Rogier van der Weyden, (c. 1399-1464), one of the artists that had a major influence on D rer.
Flemish painter, a leading artist of the mid-15th century, known principally for his sensitive, deeply moving renderings of religious themes. Rogier was born in Tournai, Flanders (now in Belgium); although details of his early training are sketchy, it is generally accepted that he entered the workshop of the painter Robert Campin in Tournai in 1427 and became a master in 1432. In 1435 he was appointed the official painter of the city of Bruges (now in Belgium), where he spent most of the rest of his life. His many paintings-primarily such religious works as altarpieces, but also including portraits-are undated and unsigned, and the chronology of his career rests almost entirely on stylistic analysis.
Michelangelo’s work exerted a tremendous influence on his contemporaries and on subsequent Western art in general.
Generations of Italian painters and sculptors, among them Raphael, Annibale Carracci, Pontormo, Rosso Fiorentino, Sebastiano del Piombo, and Titian, admired his treatment of the human figure. His dome for St Peter’s became the model for domes all over the Western world.
Leonardo’s innovations in the field of painting influenced the course of Italian art for more than a century after his death, and his scientific studies-particularly in the fields of anatomy, optics, and hydraulics-anticipated many of the developments of modern science.
D rer’s paintings, drawings, prints, and theoretical writings on art, all of which had a profound influence on 16th-century artists in his own country and in the Lowlands.
The work of Michelangelo, Leonardo and D rer differed from each other in the following ways. Michelangelo uses pencil in the attached drawing. His technique is light and delicate, with intense detail. Michelangelo’s skill can be seen in the rendering of the face and the handling of light and shadow.
Leonardo uses brown ink in the attached drawing. His technique is light flowing and sketchy. It shows he is a very skilled artist who is able to draw effortlessly.
D rer uses ink in the attached drawing. His technique is intense and detailed, paying particular attention to the delicacy of the line quality.
Comparing Michelangelo’s and Leonardo’s paintings.

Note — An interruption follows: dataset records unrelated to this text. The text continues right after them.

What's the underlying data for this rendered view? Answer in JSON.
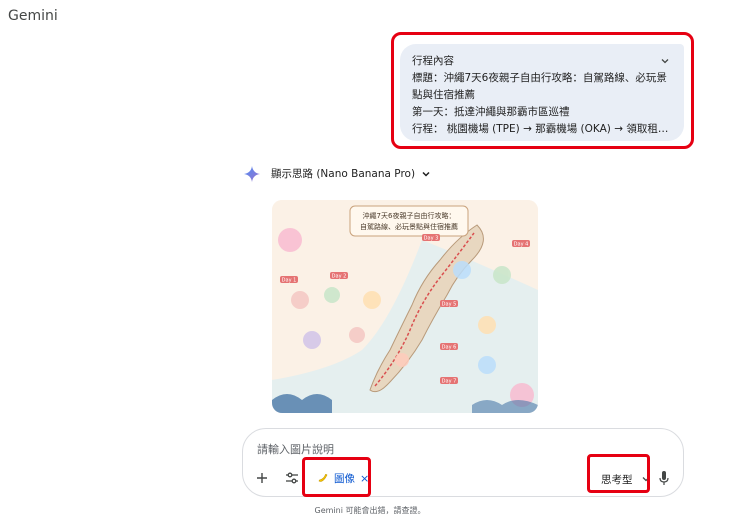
{
  "app": {
    "title": "Gemini"
  },
  "user_message": {
    "heading": "行程內容",
    "title_line": "標題：沖繩7天6夜親子自由行攻略：自駕路線、必玩景點與住宿推薦",
    "day_line": "第一天：抵達沖繩與那霸市區巡禮",
    "itinerary_line": "行程： 桃園機場 (TPE) → 那霸機場 (OKA) → 領取租車 …"
  },
  "assistant": {
    "thinking_label": "顯示思路 (Nano Banana Pro)"
  },
  "image": {
    "title_line1": "沖繩7天6夜親子自由行攻略：",
    "title_line2": "自駕路線、必玩景點與住宿推薦",
    "days": [
      "Day 1",
      "Day 2",
      "Day 3",
      "Day 4",
      "Day 5",
      "Day 6",
      "Day 7"
    ]
  },
  "composer": {
    "placeholder": "請輸入圖片說明",
    "chip_label": "圖像",
    "chip_close": "×",
    "mode_label": "思考型"
  },
  "footer": {
    "disclaimer": "Gemini 可能會出錯，請查證。"
  },
  "colors": {
    "highlight": "#e60012",
    "bubble": "#e9eef6",
    "accent": "#0b57d0"
  }
}
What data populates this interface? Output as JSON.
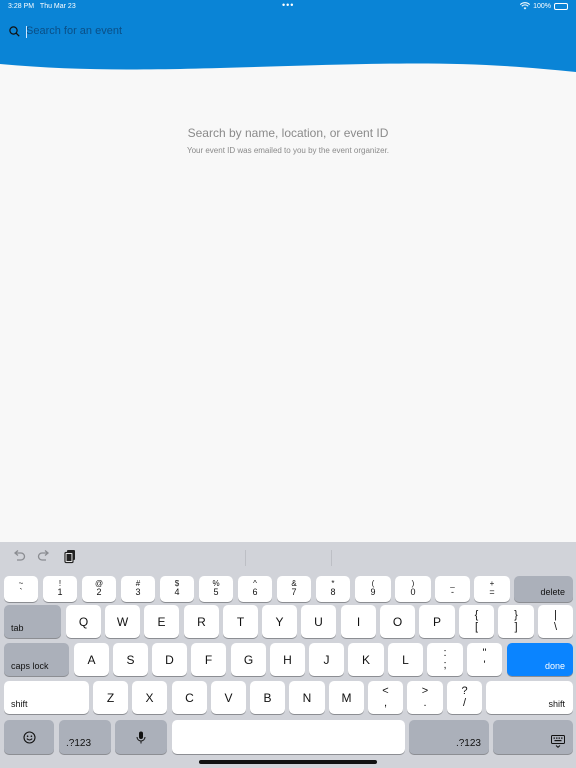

Both Michelangelo and Leonardo da Vinci have provided us with a side on view of a face. These artists are from the Renaissance period and both have shown individual approaches to similar subject matter.
These two artists have used different types of materials. Michelangelo has used pencil to create a detailed drawing in which his skill can be seen in the rendering of the face and the handling of light and shadow. Leonardo has used brown ink to create a sketchy drawing which reveals the effortless quality of Leonardo’s drawing skill.
Michelangelo has used tone to create a 3d and realistic effect. Leonardo, on the other hand as used tone to create and sketchy and bony effect.
Looking at Michelangelo’s work you get a sense of grandness. The drawing makes you see the man depicted as someone with authority. In Leonardo’s work you get a sense of oldness. The man in the drawn seems to be depicted as haggard and old. The sketchy quality of the drawing suggests that he is frail and that the life is slowing draining from him. Both paintings seem to radiate a sadness.
I think Michelangelo’s drawing is very good. The face draws your eye in so that you look into the eyes. The hat I think has been used to create a balance. Although the painting could very well be a study on the hat. I don’t like Leonardo’s drawing as much as Michelangelo’s. It seems too sketchy and over-exaggerated. I do however think the actually drawing is very good it shows skill.